“There's one more surprise that I don't think I've shared with anyone in all these years. Remember, we didn't have automation back then. After we'd finished the mix at Columbia Records in Manhattan, Janis and I, and maybe her manager, Jean Powell, or our executive producer, Herb Gart [Rainbow Collection], felt that we needed to keep building the record after the strings were introduced. We already had a 2-track mix and we didn't want to redo it, so we brought in a conga player; it might have been Ray Barretto or Jimmy Maelin — I can't remember. We set up a pair of 2-track recorders and added the conga part onto the second machine, then spliced from that point on back onto the original!

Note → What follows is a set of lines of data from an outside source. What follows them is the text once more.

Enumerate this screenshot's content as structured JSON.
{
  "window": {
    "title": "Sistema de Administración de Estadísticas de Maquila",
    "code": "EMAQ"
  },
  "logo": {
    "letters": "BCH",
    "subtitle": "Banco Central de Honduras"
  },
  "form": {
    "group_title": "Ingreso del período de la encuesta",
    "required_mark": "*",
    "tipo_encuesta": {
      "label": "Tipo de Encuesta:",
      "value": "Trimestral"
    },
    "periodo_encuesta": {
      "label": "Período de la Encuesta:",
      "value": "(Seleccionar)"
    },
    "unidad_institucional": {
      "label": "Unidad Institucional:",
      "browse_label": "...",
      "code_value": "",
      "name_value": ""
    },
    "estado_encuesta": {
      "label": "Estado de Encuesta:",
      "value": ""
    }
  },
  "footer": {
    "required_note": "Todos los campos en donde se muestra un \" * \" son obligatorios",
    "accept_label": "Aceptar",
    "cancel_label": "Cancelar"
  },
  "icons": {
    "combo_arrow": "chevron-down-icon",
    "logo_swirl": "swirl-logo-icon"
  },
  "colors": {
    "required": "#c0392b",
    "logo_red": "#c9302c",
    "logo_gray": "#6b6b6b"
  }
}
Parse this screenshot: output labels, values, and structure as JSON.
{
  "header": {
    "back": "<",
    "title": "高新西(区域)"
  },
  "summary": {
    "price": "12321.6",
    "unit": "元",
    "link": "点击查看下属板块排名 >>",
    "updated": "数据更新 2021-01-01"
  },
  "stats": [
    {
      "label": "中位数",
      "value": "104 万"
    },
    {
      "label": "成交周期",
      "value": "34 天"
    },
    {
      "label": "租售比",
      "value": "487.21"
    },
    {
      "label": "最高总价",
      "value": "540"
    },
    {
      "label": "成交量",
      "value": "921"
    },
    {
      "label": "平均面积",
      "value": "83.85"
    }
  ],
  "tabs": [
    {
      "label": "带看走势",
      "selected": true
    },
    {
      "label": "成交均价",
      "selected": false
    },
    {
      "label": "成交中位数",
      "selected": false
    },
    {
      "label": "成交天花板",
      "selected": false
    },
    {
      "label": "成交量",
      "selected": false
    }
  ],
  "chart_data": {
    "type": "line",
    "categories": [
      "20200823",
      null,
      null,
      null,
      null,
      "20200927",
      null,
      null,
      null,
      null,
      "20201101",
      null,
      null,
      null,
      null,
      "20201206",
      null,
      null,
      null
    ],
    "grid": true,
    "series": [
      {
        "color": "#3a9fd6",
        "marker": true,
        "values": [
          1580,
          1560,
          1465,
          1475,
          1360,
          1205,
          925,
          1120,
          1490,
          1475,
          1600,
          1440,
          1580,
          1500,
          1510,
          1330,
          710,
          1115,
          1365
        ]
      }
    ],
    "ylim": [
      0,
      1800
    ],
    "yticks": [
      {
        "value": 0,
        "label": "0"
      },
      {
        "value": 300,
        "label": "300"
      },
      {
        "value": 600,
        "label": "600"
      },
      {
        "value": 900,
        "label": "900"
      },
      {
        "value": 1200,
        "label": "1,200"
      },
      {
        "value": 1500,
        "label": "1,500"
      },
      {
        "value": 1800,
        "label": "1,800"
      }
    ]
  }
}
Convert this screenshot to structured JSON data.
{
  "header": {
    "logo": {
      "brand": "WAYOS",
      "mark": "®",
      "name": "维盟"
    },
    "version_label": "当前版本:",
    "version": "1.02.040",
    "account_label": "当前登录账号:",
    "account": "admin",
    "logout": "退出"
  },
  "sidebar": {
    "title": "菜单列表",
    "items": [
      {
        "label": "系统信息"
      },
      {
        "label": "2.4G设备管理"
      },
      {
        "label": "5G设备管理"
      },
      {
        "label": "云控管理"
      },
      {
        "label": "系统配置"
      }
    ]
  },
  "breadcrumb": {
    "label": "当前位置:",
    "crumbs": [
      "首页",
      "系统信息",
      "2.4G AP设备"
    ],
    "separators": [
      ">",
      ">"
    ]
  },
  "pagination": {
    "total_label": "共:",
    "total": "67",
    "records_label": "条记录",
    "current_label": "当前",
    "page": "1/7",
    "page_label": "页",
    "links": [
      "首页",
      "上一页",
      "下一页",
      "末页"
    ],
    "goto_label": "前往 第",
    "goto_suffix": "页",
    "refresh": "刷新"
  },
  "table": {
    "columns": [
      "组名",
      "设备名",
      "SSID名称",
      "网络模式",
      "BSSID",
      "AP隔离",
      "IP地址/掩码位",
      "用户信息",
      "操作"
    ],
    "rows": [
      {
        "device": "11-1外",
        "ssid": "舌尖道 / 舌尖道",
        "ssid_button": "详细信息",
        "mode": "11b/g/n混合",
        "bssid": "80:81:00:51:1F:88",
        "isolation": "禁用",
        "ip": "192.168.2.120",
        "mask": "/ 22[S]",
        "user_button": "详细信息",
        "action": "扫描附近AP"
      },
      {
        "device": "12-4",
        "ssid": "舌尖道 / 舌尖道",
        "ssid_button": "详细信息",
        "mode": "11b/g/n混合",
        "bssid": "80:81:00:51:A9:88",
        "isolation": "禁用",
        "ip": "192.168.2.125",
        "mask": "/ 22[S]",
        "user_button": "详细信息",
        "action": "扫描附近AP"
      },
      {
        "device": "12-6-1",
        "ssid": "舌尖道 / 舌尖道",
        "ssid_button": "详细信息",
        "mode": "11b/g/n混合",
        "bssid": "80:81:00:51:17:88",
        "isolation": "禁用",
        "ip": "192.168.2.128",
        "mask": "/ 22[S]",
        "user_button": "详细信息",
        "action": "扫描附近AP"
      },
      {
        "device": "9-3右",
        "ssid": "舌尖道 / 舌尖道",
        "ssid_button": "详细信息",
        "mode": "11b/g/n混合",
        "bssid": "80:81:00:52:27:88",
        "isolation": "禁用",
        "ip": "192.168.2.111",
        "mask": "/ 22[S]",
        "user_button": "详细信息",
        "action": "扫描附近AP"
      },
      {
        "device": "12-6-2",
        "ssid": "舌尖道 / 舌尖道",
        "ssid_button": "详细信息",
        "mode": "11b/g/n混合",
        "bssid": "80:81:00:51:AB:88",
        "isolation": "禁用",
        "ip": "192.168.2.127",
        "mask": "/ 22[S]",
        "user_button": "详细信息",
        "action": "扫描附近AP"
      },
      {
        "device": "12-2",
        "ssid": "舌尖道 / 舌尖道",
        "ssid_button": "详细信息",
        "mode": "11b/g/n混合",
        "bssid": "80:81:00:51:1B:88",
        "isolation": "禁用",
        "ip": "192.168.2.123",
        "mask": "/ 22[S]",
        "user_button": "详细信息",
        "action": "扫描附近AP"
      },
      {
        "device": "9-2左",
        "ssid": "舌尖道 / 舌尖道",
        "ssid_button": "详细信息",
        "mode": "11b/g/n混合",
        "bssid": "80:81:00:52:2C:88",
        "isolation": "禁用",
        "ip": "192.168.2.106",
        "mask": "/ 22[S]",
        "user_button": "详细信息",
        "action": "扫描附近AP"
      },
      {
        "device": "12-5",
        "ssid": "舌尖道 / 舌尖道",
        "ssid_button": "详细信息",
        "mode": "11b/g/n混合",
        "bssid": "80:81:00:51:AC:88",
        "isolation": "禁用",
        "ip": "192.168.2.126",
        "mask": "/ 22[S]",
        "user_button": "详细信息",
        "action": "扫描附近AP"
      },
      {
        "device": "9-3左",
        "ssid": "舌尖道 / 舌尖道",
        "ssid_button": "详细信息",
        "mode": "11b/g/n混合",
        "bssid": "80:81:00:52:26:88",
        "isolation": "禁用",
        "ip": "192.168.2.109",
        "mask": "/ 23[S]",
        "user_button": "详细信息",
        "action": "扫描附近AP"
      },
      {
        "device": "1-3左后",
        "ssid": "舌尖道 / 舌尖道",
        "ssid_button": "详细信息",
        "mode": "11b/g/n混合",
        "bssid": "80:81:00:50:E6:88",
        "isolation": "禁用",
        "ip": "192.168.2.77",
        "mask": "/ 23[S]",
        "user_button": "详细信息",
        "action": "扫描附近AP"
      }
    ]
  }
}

“Speaking of those mix sessions,” he continues, “Russ Payne spent a few weeks working with us, but the album was largely mixed by me and my then assistant, Larry Alexander. Larry was a real find. He showed up at A&R one day looking for a gig and I just happened to run into him. Larry told me he lived near Nyack, which is very close to Blauvelt, and that he had studied engineering at the University of Buffalo. Working with Larry for the four or five years that I had at that studio was like having the greatest sidekick in the world. I felt like a spider with four arms. Larry was completely focused, worked very hard and the hours didn't matter. He witnessed history, man, and helped create it.”
Between the Lines was the last project Arthur worked out of 914 Studios. With an eye on the West Coast and partners who were moving in different directions, he would pull up stakes and relocate to Los Angeles, where his streak of successful associations would continue to pile up. Arthur helped Peter Cetera develop his Karate Kid II hit, “Glory of Love,” established his partnership with Sandler (which led to their co-writing the animated feature Adam Sandler's Eight Crazy Nights) and continues to ply his original crafts of singing and songwriting to this day.
Although the mature Ian found it hard to match the success she enjoyed as a precocious teenager and young adult, she continues to write, tour and actively campaign for the social causes that are important to her.
Click here to listen to a clip from Janis Ian's groundbreaking song, "At Seventeen."
Click here to visit Ian's Website, which features The Making of a CD, a real-time walk-through of the creative process of her latest CD, Billie's Bones.